The three Ps of Motivation

Let’s categorize motives of people roughly in “doing it for the money” and “doing it for the fun” and we miss something essential. The third category of motivation, one that needs to remain vague and adventurous. Indeed: that other type of motivation has something to do with adventure. Not with just any treasure hunting or survival-in-the-wild undertaking, as they might be overshadowed by the “possession” (money) and “pleasure” aspects. What we mean is the kind of adventure that doesn’t seem to have a clear material goal (but often a psychological). We mean the adventure that people feel the just have to do, an individual Quest that can’t be replicated by anyone else. Perhaps this kind of adventure doesn’t exist in its purity, perhaps it is only a minor aspect of a Gold Rush or Into the Wild.

We amateur thinkers like to tinker with these concepts and squeeze them into a clear one-dimensional schema. So, there are three fundamental factors of motivation:
1) Pleasure: Satisfaction of our needs;
2) Possession: Saving up money for future security, and
3) Passion: A motivation that just “is” and can’t be analyzed.

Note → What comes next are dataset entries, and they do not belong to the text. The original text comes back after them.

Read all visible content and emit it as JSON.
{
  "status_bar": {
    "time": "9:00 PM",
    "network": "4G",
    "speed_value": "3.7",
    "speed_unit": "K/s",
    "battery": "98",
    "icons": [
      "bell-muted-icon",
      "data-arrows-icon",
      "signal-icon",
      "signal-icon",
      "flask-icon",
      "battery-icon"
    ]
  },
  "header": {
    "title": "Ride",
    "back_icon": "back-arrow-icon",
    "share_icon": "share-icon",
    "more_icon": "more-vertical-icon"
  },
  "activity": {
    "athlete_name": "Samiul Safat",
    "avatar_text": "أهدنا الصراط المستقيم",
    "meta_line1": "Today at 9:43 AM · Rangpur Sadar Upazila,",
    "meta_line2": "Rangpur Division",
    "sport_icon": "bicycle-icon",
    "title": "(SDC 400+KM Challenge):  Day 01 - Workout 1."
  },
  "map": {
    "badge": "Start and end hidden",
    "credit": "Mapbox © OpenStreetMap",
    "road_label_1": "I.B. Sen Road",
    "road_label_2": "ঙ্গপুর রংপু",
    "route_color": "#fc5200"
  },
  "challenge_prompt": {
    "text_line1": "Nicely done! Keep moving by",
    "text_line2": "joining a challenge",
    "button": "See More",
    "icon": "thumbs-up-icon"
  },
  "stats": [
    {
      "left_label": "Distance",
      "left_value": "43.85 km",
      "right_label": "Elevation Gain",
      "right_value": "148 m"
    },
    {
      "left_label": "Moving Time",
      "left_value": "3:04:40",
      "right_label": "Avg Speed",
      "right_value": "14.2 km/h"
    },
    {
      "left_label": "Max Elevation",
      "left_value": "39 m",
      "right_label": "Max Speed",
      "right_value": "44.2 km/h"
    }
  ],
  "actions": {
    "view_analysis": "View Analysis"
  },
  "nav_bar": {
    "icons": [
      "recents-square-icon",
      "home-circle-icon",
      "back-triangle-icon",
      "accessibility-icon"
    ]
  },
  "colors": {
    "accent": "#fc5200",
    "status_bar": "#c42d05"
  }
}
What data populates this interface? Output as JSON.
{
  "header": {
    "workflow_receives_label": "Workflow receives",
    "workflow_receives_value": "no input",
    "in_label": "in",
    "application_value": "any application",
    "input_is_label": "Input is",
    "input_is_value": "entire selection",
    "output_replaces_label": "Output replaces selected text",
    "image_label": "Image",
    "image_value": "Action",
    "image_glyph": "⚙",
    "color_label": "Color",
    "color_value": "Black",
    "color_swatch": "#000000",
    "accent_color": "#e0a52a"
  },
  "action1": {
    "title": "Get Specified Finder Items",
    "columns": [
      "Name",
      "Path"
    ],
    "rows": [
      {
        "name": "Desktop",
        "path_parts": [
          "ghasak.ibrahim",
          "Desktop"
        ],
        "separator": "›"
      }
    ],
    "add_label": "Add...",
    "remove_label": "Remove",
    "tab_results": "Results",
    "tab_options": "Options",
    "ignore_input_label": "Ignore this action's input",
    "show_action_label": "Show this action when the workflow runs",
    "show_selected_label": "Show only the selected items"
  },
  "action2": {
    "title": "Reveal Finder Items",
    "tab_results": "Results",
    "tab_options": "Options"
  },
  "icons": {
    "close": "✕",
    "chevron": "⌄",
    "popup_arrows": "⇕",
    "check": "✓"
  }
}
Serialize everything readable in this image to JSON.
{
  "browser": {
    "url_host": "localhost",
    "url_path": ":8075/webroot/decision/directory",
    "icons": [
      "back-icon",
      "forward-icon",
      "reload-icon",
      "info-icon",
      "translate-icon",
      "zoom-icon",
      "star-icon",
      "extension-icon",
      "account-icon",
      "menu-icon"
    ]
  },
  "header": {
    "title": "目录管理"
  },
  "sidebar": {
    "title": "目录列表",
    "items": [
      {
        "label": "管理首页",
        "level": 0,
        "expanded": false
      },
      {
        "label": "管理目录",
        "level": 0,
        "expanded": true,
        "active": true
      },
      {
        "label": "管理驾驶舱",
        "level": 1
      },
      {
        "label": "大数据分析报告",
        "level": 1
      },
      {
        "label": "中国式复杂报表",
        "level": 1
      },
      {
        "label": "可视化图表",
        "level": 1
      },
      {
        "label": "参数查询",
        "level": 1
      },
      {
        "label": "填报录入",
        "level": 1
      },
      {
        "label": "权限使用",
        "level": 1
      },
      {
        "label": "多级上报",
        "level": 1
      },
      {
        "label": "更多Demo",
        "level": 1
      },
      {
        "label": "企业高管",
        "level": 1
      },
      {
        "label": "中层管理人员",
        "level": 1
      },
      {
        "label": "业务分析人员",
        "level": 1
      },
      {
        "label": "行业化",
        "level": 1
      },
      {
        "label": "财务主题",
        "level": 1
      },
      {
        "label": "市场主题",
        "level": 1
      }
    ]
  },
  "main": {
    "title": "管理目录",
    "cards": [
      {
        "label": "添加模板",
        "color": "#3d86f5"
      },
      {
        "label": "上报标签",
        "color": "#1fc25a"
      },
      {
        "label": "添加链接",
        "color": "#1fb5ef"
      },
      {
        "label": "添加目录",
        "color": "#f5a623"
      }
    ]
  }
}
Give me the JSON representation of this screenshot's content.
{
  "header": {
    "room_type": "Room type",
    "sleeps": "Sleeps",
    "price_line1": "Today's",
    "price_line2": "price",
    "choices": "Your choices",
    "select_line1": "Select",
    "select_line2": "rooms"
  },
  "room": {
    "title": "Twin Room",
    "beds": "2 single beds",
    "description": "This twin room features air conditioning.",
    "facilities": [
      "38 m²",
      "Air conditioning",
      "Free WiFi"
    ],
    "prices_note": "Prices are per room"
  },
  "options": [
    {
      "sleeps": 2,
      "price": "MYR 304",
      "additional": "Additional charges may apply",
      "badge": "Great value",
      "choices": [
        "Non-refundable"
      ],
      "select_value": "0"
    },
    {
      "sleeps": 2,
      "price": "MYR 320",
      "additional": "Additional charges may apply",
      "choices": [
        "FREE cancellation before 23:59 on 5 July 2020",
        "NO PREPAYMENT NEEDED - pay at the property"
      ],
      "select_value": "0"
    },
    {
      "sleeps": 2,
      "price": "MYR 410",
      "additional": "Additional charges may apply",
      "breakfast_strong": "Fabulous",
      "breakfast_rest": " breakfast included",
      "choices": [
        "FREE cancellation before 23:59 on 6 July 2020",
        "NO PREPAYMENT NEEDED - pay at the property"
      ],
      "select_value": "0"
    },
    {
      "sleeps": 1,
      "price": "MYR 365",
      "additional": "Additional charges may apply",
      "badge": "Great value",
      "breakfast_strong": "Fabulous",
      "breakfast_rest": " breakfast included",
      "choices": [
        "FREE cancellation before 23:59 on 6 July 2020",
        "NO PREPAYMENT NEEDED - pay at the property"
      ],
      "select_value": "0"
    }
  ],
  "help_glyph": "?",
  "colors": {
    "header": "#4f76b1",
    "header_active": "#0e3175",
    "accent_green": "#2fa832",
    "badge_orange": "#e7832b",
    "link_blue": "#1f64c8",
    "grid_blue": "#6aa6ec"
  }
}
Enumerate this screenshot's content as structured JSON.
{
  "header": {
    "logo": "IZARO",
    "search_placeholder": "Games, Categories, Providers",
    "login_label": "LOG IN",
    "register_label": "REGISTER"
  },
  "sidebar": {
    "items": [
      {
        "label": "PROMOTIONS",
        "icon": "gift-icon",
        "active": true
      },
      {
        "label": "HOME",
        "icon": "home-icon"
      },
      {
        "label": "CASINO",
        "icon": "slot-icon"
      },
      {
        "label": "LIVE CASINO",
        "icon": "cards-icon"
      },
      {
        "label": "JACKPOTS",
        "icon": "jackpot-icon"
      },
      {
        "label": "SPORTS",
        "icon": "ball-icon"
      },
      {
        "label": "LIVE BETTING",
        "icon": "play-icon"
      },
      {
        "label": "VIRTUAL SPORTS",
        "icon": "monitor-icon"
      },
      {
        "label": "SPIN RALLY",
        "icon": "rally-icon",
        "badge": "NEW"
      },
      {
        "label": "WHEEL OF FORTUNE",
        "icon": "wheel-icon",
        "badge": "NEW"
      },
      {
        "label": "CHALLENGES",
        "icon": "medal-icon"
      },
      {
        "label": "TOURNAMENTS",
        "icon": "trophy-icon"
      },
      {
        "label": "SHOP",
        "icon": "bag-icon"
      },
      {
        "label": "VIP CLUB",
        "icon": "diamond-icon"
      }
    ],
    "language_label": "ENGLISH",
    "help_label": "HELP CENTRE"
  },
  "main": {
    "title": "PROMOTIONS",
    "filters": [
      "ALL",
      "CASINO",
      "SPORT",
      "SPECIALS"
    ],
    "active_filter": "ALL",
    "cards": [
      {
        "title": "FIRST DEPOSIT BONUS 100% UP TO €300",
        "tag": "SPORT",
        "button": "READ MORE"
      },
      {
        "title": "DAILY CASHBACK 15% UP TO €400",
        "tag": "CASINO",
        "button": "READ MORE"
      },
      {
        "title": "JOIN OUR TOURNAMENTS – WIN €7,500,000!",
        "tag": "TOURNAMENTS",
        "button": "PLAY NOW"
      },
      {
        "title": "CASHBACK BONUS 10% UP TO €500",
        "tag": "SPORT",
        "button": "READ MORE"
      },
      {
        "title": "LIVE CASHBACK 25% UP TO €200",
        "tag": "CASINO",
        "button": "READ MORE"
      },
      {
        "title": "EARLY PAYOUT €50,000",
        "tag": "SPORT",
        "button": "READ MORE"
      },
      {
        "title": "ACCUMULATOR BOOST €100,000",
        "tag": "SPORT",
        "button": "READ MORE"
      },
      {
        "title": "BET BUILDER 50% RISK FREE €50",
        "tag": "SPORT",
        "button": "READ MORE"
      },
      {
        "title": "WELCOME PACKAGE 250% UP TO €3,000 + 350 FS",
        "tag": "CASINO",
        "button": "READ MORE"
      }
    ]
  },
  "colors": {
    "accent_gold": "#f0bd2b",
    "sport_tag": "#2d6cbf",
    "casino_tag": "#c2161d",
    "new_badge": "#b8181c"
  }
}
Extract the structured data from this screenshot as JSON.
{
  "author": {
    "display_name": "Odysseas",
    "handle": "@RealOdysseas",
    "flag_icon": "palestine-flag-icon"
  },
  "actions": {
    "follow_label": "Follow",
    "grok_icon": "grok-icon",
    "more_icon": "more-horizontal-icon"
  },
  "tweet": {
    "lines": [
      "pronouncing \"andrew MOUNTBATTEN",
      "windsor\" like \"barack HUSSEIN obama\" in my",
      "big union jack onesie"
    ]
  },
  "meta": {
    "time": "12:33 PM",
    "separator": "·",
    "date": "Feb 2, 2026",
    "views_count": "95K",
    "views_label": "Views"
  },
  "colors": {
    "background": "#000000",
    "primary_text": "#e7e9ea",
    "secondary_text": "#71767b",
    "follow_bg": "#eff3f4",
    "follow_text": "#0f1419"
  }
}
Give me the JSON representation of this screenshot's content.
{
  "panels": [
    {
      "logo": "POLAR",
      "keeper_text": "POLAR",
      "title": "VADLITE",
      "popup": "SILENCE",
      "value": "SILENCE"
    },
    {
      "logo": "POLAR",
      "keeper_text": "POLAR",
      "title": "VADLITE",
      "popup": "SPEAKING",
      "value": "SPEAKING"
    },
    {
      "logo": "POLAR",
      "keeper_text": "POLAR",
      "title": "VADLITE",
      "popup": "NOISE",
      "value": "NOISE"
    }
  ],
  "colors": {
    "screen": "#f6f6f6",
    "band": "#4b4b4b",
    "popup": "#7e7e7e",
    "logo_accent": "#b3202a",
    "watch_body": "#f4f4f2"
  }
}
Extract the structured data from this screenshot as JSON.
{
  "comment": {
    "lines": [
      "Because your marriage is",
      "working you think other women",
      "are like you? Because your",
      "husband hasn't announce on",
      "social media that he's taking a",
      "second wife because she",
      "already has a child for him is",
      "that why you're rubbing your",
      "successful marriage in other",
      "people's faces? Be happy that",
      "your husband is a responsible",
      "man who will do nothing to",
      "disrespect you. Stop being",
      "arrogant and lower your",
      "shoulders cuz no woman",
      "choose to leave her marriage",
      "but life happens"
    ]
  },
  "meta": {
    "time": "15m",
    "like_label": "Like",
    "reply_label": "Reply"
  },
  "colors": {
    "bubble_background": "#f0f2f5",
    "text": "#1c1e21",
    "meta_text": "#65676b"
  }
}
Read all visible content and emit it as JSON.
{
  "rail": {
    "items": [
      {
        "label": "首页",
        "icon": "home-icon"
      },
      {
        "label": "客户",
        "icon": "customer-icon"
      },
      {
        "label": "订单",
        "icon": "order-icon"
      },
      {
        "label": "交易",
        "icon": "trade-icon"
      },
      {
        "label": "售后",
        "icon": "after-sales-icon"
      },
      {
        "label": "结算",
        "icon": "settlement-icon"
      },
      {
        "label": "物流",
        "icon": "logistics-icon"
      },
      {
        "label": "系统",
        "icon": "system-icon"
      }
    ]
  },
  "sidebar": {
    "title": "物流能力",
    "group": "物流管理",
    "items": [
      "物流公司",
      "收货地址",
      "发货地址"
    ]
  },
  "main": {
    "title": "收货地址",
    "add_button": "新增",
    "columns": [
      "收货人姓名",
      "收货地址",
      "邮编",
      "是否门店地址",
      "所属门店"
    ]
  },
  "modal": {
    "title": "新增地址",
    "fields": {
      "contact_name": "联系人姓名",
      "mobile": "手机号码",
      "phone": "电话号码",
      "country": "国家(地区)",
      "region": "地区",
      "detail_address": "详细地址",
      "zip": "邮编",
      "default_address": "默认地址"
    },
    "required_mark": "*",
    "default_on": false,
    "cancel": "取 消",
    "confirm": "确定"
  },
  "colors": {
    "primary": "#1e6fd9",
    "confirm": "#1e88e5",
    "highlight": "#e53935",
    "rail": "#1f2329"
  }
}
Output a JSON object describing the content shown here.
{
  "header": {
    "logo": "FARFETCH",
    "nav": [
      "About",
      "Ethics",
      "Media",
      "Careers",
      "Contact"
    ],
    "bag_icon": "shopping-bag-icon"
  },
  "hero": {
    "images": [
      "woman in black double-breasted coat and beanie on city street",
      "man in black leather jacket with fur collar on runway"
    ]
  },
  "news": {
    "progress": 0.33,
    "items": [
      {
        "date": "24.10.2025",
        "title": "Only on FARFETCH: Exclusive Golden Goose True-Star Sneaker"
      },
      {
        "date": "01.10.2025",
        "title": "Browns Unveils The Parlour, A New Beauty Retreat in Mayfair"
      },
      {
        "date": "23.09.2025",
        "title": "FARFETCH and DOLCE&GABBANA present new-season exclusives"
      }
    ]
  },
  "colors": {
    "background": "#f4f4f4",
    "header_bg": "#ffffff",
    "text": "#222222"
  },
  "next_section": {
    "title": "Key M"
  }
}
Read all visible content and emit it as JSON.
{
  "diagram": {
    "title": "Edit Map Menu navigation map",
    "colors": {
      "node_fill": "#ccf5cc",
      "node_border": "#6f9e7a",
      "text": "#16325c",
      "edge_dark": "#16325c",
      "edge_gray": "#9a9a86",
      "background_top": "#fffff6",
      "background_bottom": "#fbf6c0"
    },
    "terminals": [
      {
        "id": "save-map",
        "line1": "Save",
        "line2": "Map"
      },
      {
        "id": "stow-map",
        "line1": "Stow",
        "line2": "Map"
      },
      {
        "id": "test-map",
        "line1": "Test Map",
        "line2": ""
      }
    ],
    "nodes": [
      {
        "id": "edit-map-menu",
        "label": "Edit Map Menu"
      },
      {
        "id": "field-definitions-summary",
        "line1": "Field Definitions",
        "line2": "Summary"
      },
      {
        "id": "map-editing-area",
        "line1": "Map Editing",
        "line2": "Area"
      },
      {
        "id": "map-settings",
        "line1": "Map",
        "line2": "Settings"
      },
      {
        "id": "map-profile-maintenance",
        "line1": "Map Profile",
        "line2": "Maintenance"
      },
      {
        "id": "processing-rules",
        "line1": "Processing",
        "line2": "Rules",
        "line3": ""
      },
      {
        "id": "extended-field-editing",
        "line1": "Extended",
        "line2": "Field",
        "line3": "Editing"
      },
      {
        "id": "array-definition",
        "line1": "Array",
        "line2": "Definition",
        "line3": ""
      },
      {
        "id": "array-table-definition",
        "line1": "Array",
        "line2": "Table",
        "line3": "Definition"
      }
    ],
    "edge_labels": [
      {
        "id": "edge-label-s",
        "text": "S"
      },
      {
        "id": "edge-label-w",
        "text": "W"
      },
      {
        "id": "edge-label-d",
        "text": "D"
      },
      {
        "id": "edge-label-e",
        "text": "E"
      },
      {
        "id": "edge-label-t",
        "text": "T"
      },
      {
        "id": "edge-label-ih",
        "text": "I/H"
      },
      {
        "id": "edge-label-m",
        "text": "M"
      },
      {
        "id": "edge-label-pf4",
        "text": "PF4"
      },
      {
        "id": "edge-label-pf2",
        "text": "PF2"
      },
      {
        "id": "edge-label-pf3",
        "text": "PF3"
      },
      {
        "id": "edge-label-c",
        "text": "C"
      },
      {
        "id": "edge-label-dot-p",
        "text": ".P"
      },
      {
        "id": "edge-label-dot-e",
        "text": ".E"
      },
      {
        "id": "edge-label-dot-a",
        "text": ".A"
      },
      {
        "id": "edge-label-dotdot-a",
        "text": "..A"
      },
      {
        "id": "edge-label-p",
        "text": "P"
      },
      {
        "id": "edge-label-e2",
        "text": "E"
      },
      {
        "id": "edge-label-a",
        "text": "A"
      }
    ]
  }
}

Pleasure or immediate satisfaction takes plays in the present, or a representation of the present in our emotional states. We’re hungry, thirsty, feel sad, and want that solved a.s.a.p. This is of course the kind of motivation we share with other primates and even many other vertebrates. This is the motivation of the present, a clearly understood overcoming a lack. This is Aristotle’s definition of desire and its satisfaction.
Possession is one way to cope with the future. Here we humans leave other primates “behind” with our capacity to plan ahead and pay next year’s taxes. We don’t feel an immediate desire or lack, we create this feeling through our abstract concerns about a possible future (can I pay my mortgage, what about my pension, can I afford falling ill). This way to cope with the future is essentially about possession: The relevant question is “where do I stand compared to my peers and where do I stand in society?”. This is about power: How can we turn these potential futures into other people’s futures?
Passion can’t answer these questions. We might feel a vague sense of lack as the source of our passion, but we can’t tell what is lacking. We might dream of a future in which the passion has been accomplished, but we can’t describe it. Passion, it shows, must have her source in the enigmas of our past. These are the secret missions of our minds, with no goal other than that we have to be active to relate to this past. A good example is the mission of Little Oscar in Safran Foer’s “Extremely Loud and Incredibly Close”.

We thus arrive at the following table:

Passion              ~ Past
Pleasure             ~ Present
Possession         ~ Future

In reality, these three aspects are of course interwoven, but it can be a good thought experiment to discern them. You could plot your daily activities on some 3-dimensional graph to indicate how much they are tied to past, present, and future. And, a more important exercise would be to deconstruct this homegrown philosophical hypothesis.